So a crappy wee 1GHz CPU and 512mb running Linux is suitable for the web? HA HA HA HA! The Windows version might *just* be able to cope, but there is no way in hell the Linux one can cope.
Shame, because it does look pretty nifty.
Duh - for day to day use VGA is much easier to use on a HD TV than HDMI. Most mainstream TV 's still include a VGA port. Frequently with HDMI you get borders and black edges. Its still much easier to tweak VGA to a 1:1 pixel mapping than HDMI.
Neither DVI or HDMI bring anything essential to the party at the resolutions most HD TV (as opposed to a dedicated monitor) panels operate at. Quit ya whining.
At under £100 it's an exploratory purchase for many. Wouldn't mind HDMI out, but at this price who cares...
I wonder how good the 1GHz CPU is in this - presumably it's no speed demon. It's an old SiS design apparently, but clocked higher.
Might make a nice platform for demo writers - how much can they squeeze out of the limited hardware in this device.
Also it points towards future ARM based designs that could be higher performance.
Gigahertz isn't always everything. I've got a four and a half year old AMD64 laptop with 1GB RAM here that's quite capable of running Flash crap AND compiz all at the same time. Previous to that, it was ye olde Athlon XP on a 512MB desktop machine. Equally capable of running Flash stuff. If it has a halfway-competent GPU (as in, one as powerful as the Geforce Go MX440 in this thing), I imagine it'll cope well enough with Macromedia FlashyBollocks.
More of a problem would be the complete lack of support for Shockwave (rather than Flash) for Linux. Oh noes, no Habbo Hotel! You can tell I'm really disappointed by that!

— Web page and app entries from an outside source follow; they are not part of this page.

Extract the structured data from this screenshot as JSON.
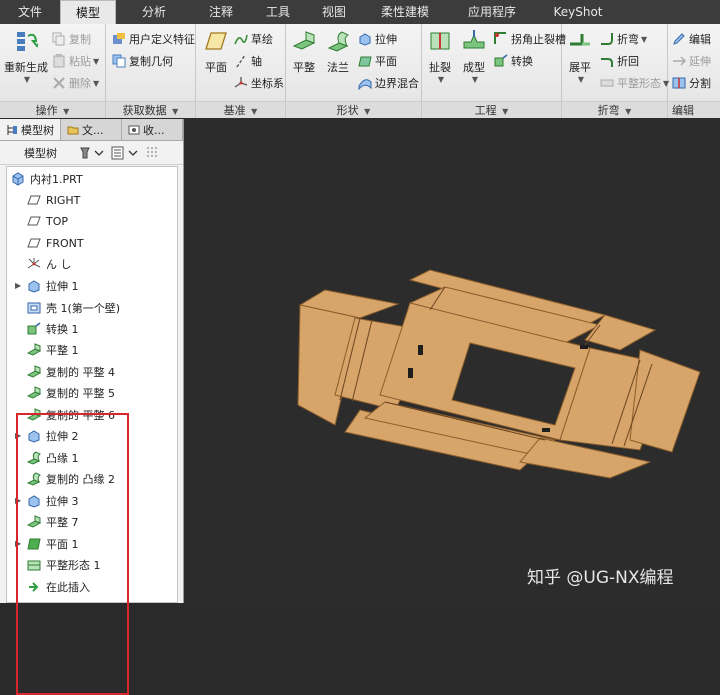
{
  "ribbon_tabs": [
    "文件",
    "模型",
    "分析",
    "注释",
    "工具",
    "视图",
    "柔性建模",
    "应用程序",
    "KeyShot"
  ],
  "ribbon": {
    "operations": {
      "regenerate": "重新生成",
      "copy": "复制",
      "paste": "粘贴",
      "delete": "删除",
      "label": "操作"
    },
    "get_data": {
      "udf": "用户定义特征",
      "copy_geometry": "复制几何",
      "label": "获取数据"
    },
    "datum": {
      "plane": "平面",
      "sketch": "草绘",
      "axis": "轴",
      "csys": "坐标系",
      "label": "基准"
    },
    "shapes": {
      "flat": "平整",
      "flange": "法兰",
      "extrude": "拉伸",
      "plane": "平面",
      "boundary_blend": "边界混合",
      "label": "形状"
    },
    "engineering": {
      "rip": "扯裂",
      "form": "成型",
      "corner_relief": "拐角止裂槽",
      "convert": "转换",
      "label": "工程"
    },
    "bends": {
      "unbend": "展平",
      "bend": "折弯",
      "bend_back": "折回",
      "flat_state": "平整形态",
      "label": "折弯"
    },
    "edit": {
      "edit": "编辑",
      "extend": "延伸",
      "split": "分割",
      "label": "编辑"
    }
  },
  "panel": {
    "tabs": [
      "模型树",
      "文...",
      "收..."
    ],
    "toolbar_label": "模型树",
    "tree": [
      {
        "label": "内衬1.PRT",
        "icon": "part-icon"
      },
      {
        "label": "RIGHT",
        "icon": "datum-plane-icon"
      },
      {
        "label": "TOP",
        "icon": "datum-plane-icon"
      },
      {
        "label": "FRONT",
        "icon": "datum-plane-icon"
      },
      {
        "label": "ん し",
        "icon": "csys-icon"
      },
      {
        "label": "拉伸 1",
        "icon": "extrude-icon"
      },
      {
        "label": "壳 1(第一个壁)",
        "icon": "shell-icon"
      },
      {
        "label": "转换 1",
        "icon": "convert-icon"
      },
      {
        "label": "平整 1",
        "icon": "flat-wall-icon"
      },
      {
        "label": "复制的 平整 4",
        "icon": "flat-wall-icon"
      },
      {
        "label": "复制的 平整 5",
        "icon": "flat-wall-icon"
      },
      {
        "label": "复制的 平整 6",
        "icon": "flat-wall-icon"
      },
      {
        "label": "拉伸 2",
        "icon": "extrude-icon"
      },
      {
        "label": "凸缘 1",
        "icon": "flange-icon"
      },
      {
        "label": "复制的 凸缘 2",
        "icon": "flange-icon"
      },
      {
        "label": "拉伸 3",
        "icon": "extrude-icon"
      },
      {
        "label": "平整 7",
        "icon": "flat-wall-icon"
      },
      {
        "label": "平面 1",
        "icon": "flat-wall-green-icon"
      },
      {
        "label": "平整形态 1",
        "icon": "flat-state-icon"
      },
      {
        "label": "在此插入",
        "icon": "insert-here-icon"
      }
    ]
  },
  "watermark": "知乎 @UG-NX编程",
  "colors": {
    "ribbon_bg": "#e9e9e9",
    "viewport_bg": "#2c2c2c",
    "model_fill": "#d7a46a",
    "highlight_border": "#d9262b"
  }
}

Still, at least it should run www.fantasticcontraption.com
Anyone who publishes any web content other than streaming video in Flash doesn't know how to program for the web.
Anyone who uses the web for nothing but streaming video doesn't know how to use the web.
Anyone who can't get Flash working acceptably on a low-powered Linux box doesn't know how to use Linux.
I've a real problem here. If I download the .flv file using Download Helper, my poor, underpowered EeePC 701 can play the result with mplayer just fine. It's only when I am using a browser based Flash pluging (both Adobe Flashplayer 10, and also Gnash/Klash) that I have problems.
Also, the Adobe plugin for Flash 9 worked very well, but the installer for this appears to have disappeared into the ether, just leaving the crap version 10 both on Adobe's website, but also in the repositories for the major distro's. So, I don't think it is a Linux problem, more an Adobe one.
"So a crappy wee 1GHz CPU and 512mb running Linux is suitable for the web? HA HA HA HA!"
Are you six years old or something? Can't remember a time when CPUs were less than 3GHz and weren't bundled with 4GB RAM so that Vista could float around in the memory without running aground?
Biting the hand that feeds IT © 1998–2019